• **Instructions for the task**:
Look through the lines below and extract any with the word "range".

Start of Block

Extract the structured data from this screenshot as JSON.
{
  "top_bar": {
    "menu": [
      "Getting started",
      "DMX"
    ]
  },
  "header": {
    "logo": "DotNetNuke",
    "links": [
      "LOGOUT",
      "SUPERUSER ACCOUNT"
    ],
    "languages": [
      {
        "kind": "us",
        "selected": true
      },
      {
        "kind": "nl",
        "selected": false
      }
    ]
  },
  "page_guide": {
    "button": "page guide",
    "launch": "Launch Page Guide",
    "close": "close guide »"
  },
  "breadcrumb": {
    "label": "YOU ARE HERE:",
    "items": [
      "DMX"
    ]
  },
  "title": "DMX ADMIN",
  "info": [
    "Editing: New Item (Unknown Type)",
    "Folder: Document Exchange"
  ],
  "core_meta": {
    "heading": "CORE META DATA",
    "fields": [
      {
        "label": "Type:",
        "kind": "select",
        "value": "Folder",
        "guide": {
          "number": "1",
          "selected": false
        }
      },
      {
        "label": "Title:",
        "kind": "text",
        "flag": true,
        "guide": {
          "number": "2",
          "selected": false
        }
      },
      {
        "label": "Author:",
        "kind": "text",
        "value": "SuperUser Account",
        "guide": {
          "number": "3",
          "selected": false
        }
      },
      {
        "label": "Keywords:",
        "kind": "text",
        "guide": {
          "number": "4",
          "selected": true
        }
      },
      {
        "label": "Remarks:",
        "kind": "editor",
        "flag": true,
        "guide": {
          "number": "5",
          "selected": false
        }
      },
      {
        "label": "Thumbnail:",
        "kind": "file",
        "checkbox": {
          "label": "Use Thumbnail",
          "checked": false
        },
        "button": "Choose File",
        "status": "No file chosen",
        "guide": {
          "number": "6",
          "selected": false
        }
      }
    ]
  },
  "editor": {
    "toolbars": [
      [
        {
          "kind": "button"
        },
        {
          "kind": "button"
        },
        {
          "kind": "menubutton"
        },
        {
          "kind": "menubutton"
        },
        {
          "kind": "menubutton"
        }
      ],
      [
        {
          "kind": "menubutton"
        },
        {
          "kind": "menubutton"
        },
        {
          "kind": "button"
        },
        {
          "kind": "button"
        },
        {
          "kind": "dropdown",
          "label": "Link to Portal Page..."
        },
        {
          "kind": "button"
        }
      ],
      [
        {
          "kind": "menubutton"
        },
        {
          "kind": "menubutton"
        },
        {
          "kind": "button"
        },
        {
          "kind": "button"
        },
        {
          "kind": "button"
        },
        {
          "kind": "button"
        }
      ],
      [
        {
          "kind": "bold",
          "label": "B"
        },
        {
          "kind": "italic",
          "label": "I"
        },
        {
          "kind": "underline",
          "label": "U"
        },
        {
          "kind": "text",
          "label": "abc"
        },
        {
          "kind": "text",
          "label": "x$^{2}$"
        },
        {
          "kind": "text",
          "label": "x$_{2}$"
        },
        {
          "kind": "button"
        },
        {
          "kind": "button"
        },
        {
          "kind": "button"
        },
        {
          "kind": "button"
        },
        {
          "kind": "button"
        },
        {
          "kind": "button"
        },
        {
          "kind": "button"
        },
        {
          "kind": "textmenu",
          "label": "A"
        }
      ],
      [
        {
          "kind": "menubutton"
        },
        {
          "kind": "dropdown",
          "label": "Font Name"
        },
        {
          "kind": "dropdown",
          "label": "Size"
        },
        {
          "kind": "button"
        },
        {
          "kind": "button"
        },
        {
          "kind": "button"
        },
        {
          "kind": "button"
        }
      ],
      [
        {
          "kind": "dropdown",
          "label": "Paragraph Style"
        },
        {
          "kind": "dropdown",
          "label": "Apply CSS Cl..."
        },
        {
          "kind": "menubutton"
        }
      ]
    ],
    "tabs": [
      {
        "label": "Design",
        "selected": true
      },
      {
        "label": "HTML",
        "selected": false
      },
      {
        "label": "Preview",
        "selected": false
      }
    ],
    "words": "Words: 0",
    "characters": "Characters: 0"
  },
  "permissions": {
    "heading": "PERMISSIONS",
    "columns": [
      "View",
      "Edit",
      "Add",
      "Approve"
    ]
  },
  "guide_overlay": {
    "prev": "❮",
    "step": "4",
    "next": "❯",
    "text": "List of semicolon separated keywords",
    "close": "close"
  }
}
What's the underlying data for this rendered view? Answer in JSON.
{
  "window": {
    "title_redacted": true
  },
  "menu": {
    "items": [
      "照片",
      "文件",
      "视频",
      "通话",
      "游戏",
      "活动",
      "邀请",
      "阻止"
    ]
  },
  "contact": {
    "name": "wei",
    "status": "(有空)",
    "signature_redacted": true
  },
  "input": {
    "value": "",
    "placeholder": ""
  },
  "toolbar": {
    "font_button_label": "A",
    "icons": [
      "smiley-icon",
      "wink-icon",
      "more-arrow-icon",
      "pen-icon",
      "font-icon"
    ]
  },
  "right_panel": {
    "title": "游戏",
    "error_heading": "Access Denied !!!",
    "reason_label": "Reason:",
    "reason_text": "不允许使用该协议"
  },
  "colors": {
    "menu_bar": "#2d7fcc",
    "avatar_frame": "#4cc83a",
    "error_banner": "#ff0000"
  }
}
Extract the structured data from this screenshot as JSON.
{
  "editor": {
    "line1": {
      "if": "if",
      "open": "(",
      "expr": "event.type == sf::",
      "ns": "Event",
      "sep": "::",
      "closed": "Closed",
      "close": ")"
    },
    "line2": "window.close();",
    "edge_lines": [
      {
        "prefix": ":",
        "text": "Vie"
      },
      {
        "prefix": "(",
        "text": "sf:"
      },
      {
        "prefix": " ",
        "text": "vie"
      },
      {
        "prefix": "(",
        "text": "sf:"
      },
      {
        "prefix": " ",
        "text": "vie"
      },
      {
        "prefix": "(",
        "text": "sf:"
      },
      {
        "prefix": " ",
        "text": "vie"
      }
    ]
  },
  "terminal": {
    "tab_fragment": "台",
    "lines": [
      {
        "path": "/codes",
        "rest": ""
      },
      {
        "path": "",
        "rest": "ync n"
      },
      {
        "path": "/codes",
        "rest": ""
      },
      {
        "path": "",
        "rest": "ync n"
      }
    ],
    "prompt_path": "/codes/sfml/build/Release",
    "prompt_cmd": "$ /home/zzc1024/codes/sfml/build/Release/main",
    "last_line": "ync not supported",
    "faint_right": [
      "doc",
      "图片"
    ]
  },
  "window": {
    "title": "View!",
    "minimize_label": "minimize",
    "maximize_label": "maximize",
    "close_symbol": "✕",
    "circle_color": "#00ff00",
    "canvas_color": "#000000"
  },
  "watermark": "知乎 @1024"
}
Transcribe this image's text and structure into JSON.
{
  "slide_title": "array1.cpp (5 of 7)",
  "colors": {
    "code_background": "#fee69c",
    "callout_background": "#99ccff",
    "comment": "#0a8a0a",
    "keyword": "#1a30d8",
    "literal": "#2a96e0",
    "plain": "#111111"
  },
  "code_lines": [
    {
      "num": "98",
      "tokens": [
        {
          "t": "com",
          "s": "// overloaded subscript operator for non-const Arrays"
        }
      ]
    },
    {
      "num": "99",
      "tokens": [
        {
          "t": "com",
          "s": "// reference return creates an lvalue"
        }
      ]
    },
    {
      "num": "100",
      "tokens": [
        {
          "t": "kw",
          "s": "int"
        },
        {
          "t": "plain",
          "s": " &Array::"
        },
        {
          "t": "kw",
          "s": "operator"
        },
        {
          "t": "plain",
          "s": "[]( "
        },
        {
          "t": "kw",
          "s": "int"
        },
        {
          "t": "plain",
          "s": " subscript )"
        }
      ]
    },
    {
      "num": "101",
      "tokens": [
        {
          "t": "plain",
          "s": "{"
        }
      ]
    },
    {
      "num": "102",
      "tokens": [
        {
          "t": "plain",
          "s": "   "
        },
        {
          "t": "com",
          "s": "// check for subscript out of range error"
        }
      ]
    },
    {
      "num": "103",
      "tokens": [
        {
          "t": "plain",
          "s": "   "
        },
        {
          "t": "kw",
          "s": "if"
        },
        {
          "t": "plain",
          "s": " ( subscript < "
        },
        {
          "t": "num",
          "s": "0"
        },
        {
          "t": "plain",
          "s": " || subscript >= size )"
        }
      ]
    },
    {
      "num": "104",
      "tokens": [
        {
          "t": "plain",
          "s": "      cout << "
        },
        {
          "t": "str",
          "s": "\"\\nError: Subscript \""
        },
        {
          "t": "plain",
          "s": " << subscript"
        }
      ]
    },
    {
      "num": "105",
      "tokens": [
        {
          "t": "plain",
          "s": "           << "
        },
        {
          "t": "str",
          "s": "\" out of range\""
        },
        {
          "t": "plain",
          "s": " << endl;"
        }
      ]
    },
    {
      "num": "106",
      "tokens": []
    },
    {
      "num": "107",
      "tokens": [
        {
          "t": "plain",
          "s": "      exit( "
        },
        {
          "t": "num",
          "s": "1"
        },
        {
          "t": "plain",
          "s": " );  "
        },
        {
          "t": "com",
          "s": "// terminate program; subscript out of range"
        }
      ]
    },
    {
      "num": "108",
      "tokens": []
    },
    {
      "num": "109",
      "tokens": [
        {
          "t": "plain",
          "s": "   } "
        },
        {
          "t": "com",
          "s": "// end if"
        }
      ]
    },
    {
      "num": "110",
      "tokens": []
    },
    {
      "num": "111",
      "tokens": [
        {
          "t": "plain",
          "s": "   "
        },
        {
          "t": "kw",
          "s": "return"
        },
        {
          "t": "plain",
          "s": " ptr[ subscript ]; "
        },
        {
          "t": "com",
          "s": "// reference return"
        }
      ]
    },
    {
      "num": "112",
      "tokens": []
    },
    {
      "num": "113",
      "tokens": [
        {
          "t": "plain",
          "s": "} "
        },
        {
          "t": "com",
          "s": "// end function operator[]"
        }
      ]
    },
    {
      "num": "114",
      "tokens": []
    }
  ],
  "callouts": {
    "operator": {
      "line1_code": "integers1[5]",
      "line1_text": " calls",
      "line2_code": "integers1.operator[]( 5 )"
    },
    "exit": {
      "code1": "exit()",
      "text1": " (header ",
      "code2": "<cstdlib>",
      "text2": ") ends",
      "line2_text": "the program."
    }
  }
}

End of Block

• **Output for this task**:
          "s": "// check for subscript out of range error"
          "s": "\" out of range\""
          "s": "// terminate program; subscript out of range"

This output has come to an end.